:: Source records ::
########################################

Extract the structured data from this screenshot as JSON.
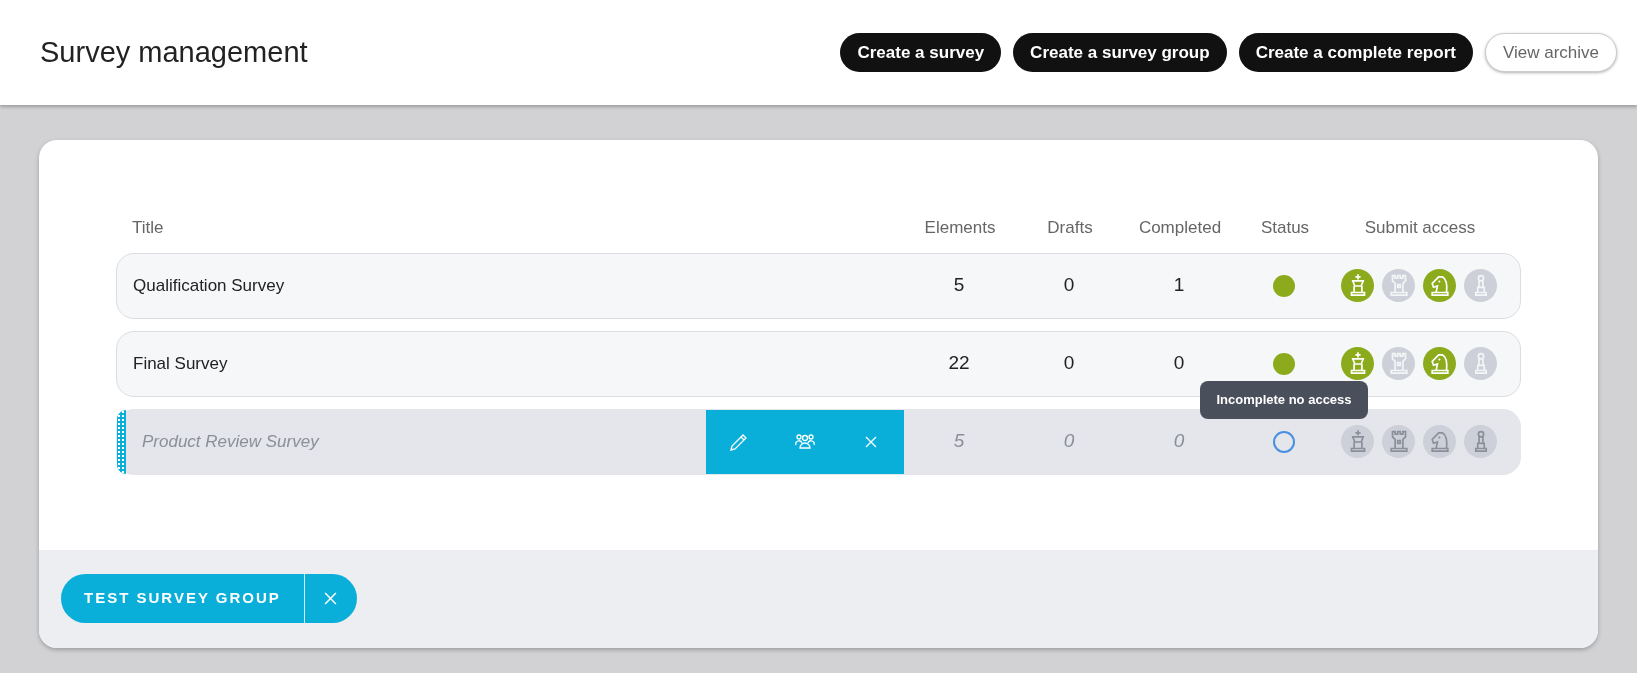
{
  "header": {
    "title": "Survey management",
    "buttons": [
      {
        "label": "Create a survey",
        "kind": "primary"
      },
      {
        "label": "Create a survey group",
        "kind": "primary"
      },
      {
        "label": "Create a complete report",
        "kind": "primary"
      },
      {
        "label": "View archive",
        "kind": "secondary"
      }
    ]
  },
  "table": {
    "columns": [
      "Title",
      "Elements",
      "Drafts",
      "Completed",
      "Status",
      "Submit access"
    ],
    "rows": [
      {
        "title": "Qualification Survey",
        "elements": "5",
        "drafts": "0",
        "completed": "1",
        "complete": true,
        "selected": false,
        "access": [
          {
            "kind": "king",
            "on": true
          },
          {
            "kind": "rook",
            "on": false
          },
          {
            "kind": "knight",
            "on": true
          },
          {
            "kind": "pawn",
            "on": false
          }
        ]
      },
      {
        "title": "Final Survey",
        "elements": "22",
        "drafts": "0",
        "completed": "0",
        "complete": true,
        "selected": false,
        "access": [
          {
            "kind": "king",
            "on": true
          },
          {
            "kind": "rook",
            "on": false
          },
          {
            "kind": "knight",
            "on": true
          },
          {
            "kind": "pawn",
            "on": false
          }
        ]
      },
      {
        "title": "Product Review Survey",
        "elements": "5",
        "drafts": "0",
        "completed": "0",
        "complete": false,
        "selected": true,
        "tooltip": "Incomplete no access",
        "access": [
          {
            "kind": "king",
            "on": false
          },
          {
            "kind": "rook",
            "on": false
          },
          {
            "kind": "knight",
            "on": false
          },
          {
            "kind": "pawn",
            "on": false
          }
        ]
      }
    ]
  },
  "group_chip": {
    "label": "TEST SURVEY GROUP"
  }
}
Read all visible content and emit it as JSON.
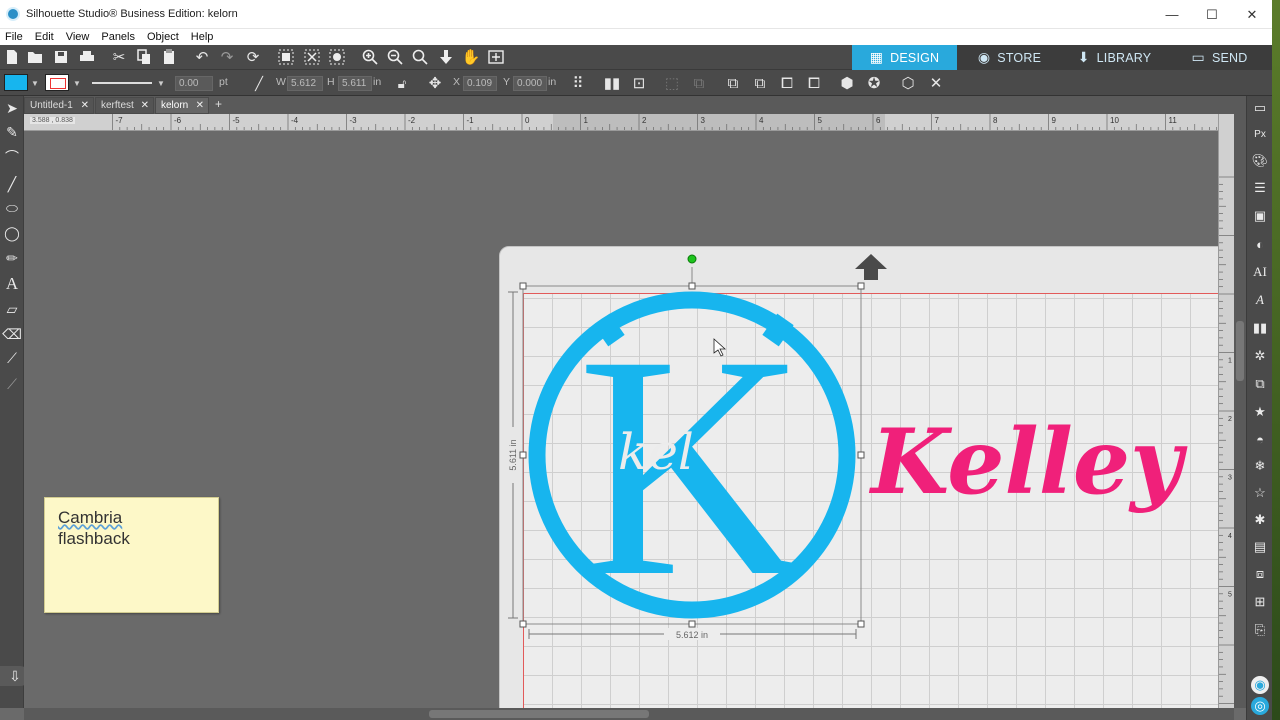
{
  "window": {
    "title": "Silhouette Studio® Business Edition: kelorn",
    "controls": [
      "—",
      "☐",
      "✕"
    ]
  },
  "menu": [
    "File",
    "Edit",
    "View",
    "Panels",
    "Object",
    "Help"
  ],
  "top_tabs": [
    {
      "label": "DESIGN",
      "icon": "grid-icon",
      "active": true
    },
    {
      "label": "STORE",
      "icon": "store-icon",
      "active": false
    },
    {
      "label": "LIBRARY",
      "icon": "library-icon",
      "active": false
    },
    {
      "label": "SEND",
      "icon": "send-icon",
      "active": false
    }
  ],
  "properties": {
    "fill_color": "#17b5ee",
    "line_width": "0.00",
    "line_unit": "pt",
    "w_label": "W",
    "w_value": "5.612",
    "h_label": "H",
    "h_value": "5.611",
    "size_unit": "in",
    "x_label": "X",
    "x_value": "0.109",
    "y_label": "Y",
    "y_value": "0.000",
    "pos_unit": "in"
  },
  "doc_tabs": [
    {
      "label": "Untitled-1",
      "active": false
    },
    {
      "label": "kerftest",
      "active": false
    },
    {
      "label": "kelorn",
      "active": true
    }
  ],
  "add_tab": "+",
  "ruler": {
    "cursor_coords": "3.588 , 0.838",
    "h_labels": [
      "-7",
      "-6",
      "-5",
      "-4",
      "-3",
      "-2",
      "-1",
      "0",
      "1",
      "2",
      "3",
      "4",
      "5",
      "6",
      "7",
      "8",
      "9",
      "10",
      "11"
    ],
    "v_labels": [
      "1",
      "2",
      "3",
      "4",
      "5"
    ]
  },
  "sticky_note": {
    "line1": "Cambria",
    "line2": "flashback"
  },
  "design": {
    "name_text": "Kelley",
    "monogram_letter": "K",
    "inner_script": "kel",
    "width_dim": "5.612 in",
    "height_dim": "5.611 in",
    "monogram_color": "#17b5ee",
    "name_color": "#f0207a"
  },
  "colors": {
    "accent": "#29a9dc",
    "toolbar_bg": "#4a4a4a",
    "canvas_bg": "#6a6a6a",
    "mat_border": "#e25a5a"
  }
}
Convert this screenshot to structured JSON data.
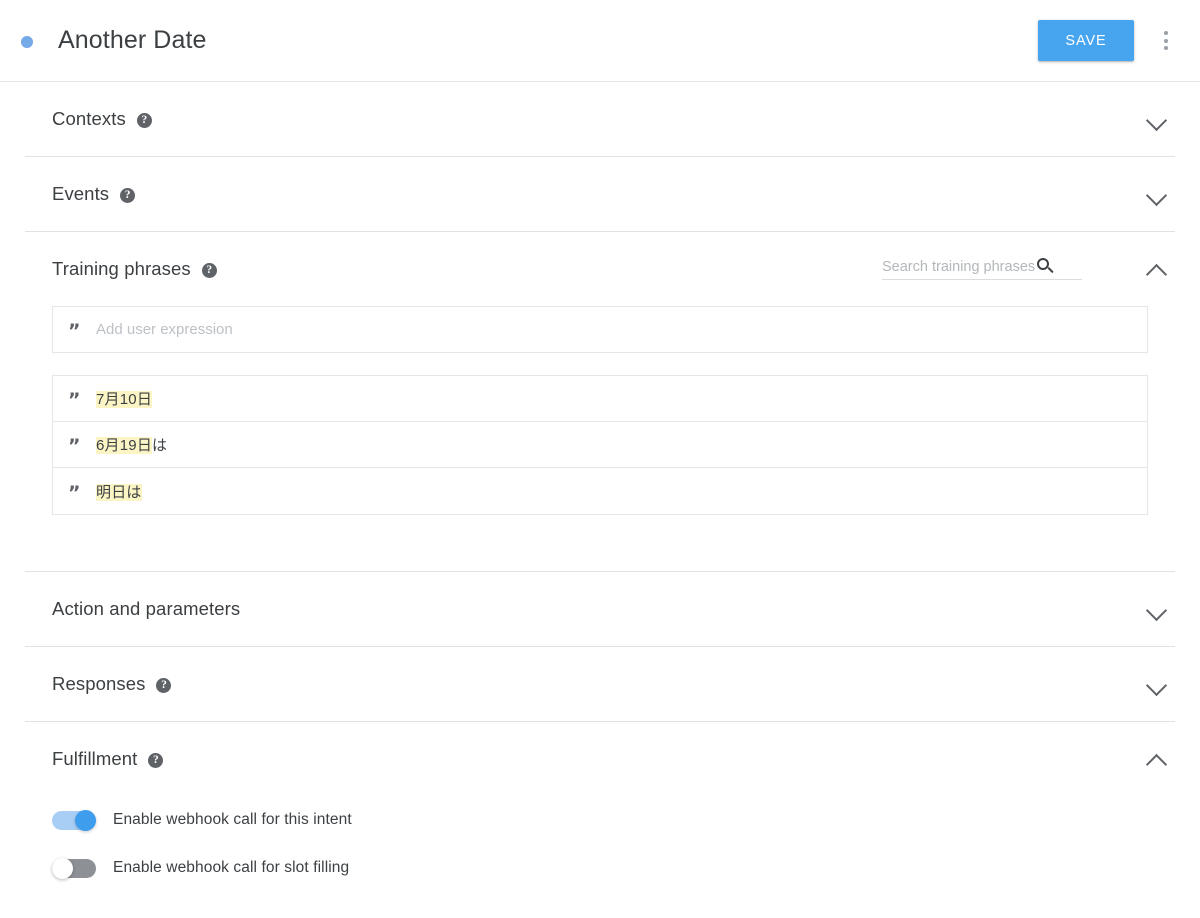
{
  "header": {
    "intent_title": "Another Date",
    "dot_color": "#76a9e8",
    "save_label": "SAVE",
    "menu_icon": "more-vert-icon"
  },
  "sections": {
    "contexts": {
      "title": "Contexts",
      "help": "?",
      "chevron": "chevron-down-icon"
    },
    "events": {
      "title": "Events",
      "help": "?",
      "chevron": "chevron-down-icon"
    },
    "training_phrases": {
      "title": "Training phrases",
      "help": "?",
      "chevron": "chevron-up-icon",
      "search_placeholder": "Search training phrases",
      "add_placeholder": "Add user expression",
      "quote_glyph": "”",
      "phrases": [
        {
          "parts": [
            {
              "text": "7月10日",
              "highlight": true
            }
          ]
        },
        {
          "parts": [
            {
              "text": "6月19日",
              "highlight": true
            },
            {
              "text": "は",
              "highlight": false
            }
          ]
        },
        {
          "parts": [
            {
              "text": "明日は",
              "highlight": true
            }
          ]
        }
      ],
      "highlight_color": "#fbf4c4"
    },
    "action_and_parameters": {
      "title": "Action and parameters",
      "chevron": "chevron-down-icon"
    },
    "responses": {
      "title": "Responses",
      "help": "?",
      "chevron": "chevron-down-icon"
    },
    "fulfillment": {
      "title": "Fulfillment",
      "help": "?",
      "chevron": "chevron-up-icon",
      "toggles": [
        {
          "label": "Enable webhook call for this intent",
          "on": true
        },
        {
          "label": "Enable webhook call for slot filling",
          "on": false
        }
      ]
    }
  },
  "colors": {
    "accent": "#47a4ef",
    "text": "#3c4043",
    "divider": "#e4e1e3"
  }
}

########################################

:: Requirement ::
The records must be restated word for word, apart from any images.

:: Exercise answer ::
Extract the structured data from this screenshot as JSON.
{
  "header": {
    "title": "Survey management",
    "buttons": [
      {
        "label": "Create a survey",
        "kind": "primary"
      },
      {
        "label": "Create a survey group",
        "kind": "primary"
      },
      {
        "label": "Create a complete report",
        "kind": "primary"
      },
      {
        "label": "View archive",
        "kind": "secondary"
      }
    ]
  },
  "table": {
    "columns": [
      "Title",
      "Elements",
      "Drafts",
      "Completed",
      "Status",
      "Submit access"
    ],
    "rows": [
      {
        "title": "Qualification Survey",
        "elements": "5",
        "drafts": "0",
        "completed": "1",
        "complete": true,
        "selected": false,
        "access": [
          {
            "kind": "king",
            "on": true
          },
          {
            "kind": "rook",
            "on": false
          },
          {
            "kind": "knight",
            "on": true
          },
          {
            "kind": "pawn",
            "on": false
          }
        ]
      },
      {
        "title": "Final Survey",
        "elements": "22",
        "drafts": "0",
        "completed": "0",
        "complete": true,
        "selected": false,
        "access": [
          {
            "kind": "king",
            "on": true
          },
          {
            "kind": "rook",
            "on": false
          },
          {
            "kind": "knight",
            "on": true
          },
          {
            "kind": "pawn",
            "on": false
          }
        ]
      },
      {
        "title": "Product Review Survey",
        "elements": "5",
        "drafts": "0",
        "completed": "0",
        "complete": false,
        "selected": true,
        "tooltip": "Incomplete no access",
        "access": [
          {
            "kind": "king",
            "on": false
          },
          {
            "kind": "rook",
            "on": false
          },
          {
            "kind": "knight",
            "on": false
          },
          {
            "kind": "pawn",
            "on": false
          }
        ]
      }
    ]
  },
  "group_chip": {
    "label": "TEST SURVEY GROUP"
  }
}
Read all visible content and emit it as JSON.
{
  "window": {
    "title": "Silhouette Studio® Business Edition: kelorn",
    "controls": [
      "—",
      "☐",
      "✕"
    ]
  },
  "menu": [
    "File",
    "Edit",
    "View",
    "Panels",
    "Object",
    "Help"
  ],
  "top_tabs": [
    {
      "label": "DESIGN",
      "icon": "grid-icon",
      "active": true
    },
    {
      "label": "STORE",
      "icon": "store-icon",
      "active": false
    },
    {
      "label": "LIBRARY",
      "icon": "library-icon",
      "active": false
    },
    {
      "label": "SEND",
      "icon": "send-icon",
      "active": false
    }
  ],
  "properties": {
    "fill_color": "#17b5ee",
    "line_width": "0.00",
    "line_unit": "pt",
    "w_label": "W",
    "w_value": "5.612",
    "h_label": "H",
    "h_value": "5.611",
    "size_unit": "in",
    "x_label": "X",
    "x_value": "0.109",
    "y_label": "Y",
    "y_value": "0.000",
    "pos_unit": "in"
  },
  "doc_tabs": [
    {
      "label": "Untitled-1",
      "active": false
    },
    {
      "label": "kerftest",
      "active": false
    },
    {
      "label": "kelorn",
      "active": true
    }
  ],
  "add_tab": "+",
  "ruler": {
    "cursor_coords": "3.588 , 0.838",
    "h_labels": [
      "-7",
      "-6",
      "-5",
      "-4",
      "-3",
      "-2",
      "-1",
      "0",
      "1",
      "2",
      "3",
      "4",
      "5",
      "6",
      "7",
      "8",
      "9",
      "10",
      "11"
    ],
    "v_labels": [
      "1",
      "2",
      "3",
      "4",
      "5"
    ]
  },
  "sticky_note": {
    "line1": "Cambria",
    "line2": "flashback"
  },
  "design": {
    "name_text": "Kelley",
    "monogram_letter": "K",
    "inner_script": "kel",
    "width_dim": "5.612 in",
    "height_dim": "5.611 in",
    "monogram_color": "#17b5ee",
    "name_color": "#f0207a"
  },
  "colors": {
    "accent": "#29a9dc",
    "toolbar_bg": "#4a4a4a",
    "canvas_bg": "#6a6a6a",
    "mat_border": "#e25a5a"
  }
}
Convert this screenshot to structured JSON data.
{
  "header": {
    "intent_title": "Another Date",
    "dot_color": "#76a9e8",
    "save_label": "SAVE",
    "menu_icon": "more-vert-icon"
  },
  "sections": {
    "contexts": {
      "title": "Contexts",
      "help": "?",
      "chevron": "chevron-down-icon"
    },
    "events": {
      "title": "Events",
      "help": "?",
      "chevron": "chevron-down-icon"
    },
    "training_phrases": {
      "title": "Training phrases",
      "help": "?",
      "chevron": "chevron-up-icon",
      "search_placeholder": "Search training phrases",
      "add_placeholder": "Add user expression",
      "quote_glyph": "”",
      "phrases": [
        {
          "parts": [
            {
              "text": "7月10日",
              "highlight": true
            }
          ]
        },
        {
          "parts": [
            {
              "text": "6月19日",
              "highlight": true
            },
            {
              "text": "は",
              "highlight": false
            }
          ]
        },
        {
          "parts": [
            {
              "text": "明日は",
              "highlight": true
            }
          ]
        }
      ],
      "highlight_color": "#fbf4c4"
    },
    "action_and_parameters": {
      "title": "Action and parameters",
      "chevron": "chevron-down-icon"
    },
    "responses": {
      "title": "Responses",
      "help": "?",
      "chevron": "chevron-down-icon"
    },
    "fulfillment": {
      "title": "Fulfillment",
      "help": "?",
      "chevron": "chevron-up-icon",
      "toggles": [
        {
          "label": "Enable webhook call for this intent",
          "on": true
        },
        {
          "label": "Enable webhook call for slot filling",
          "on": false
        }
      ]
    }
  },
  "colors": {
    "accent": "#47a4ef",
    "text": "#3c4043",
    "divider": "#e4e1e3"
  }
}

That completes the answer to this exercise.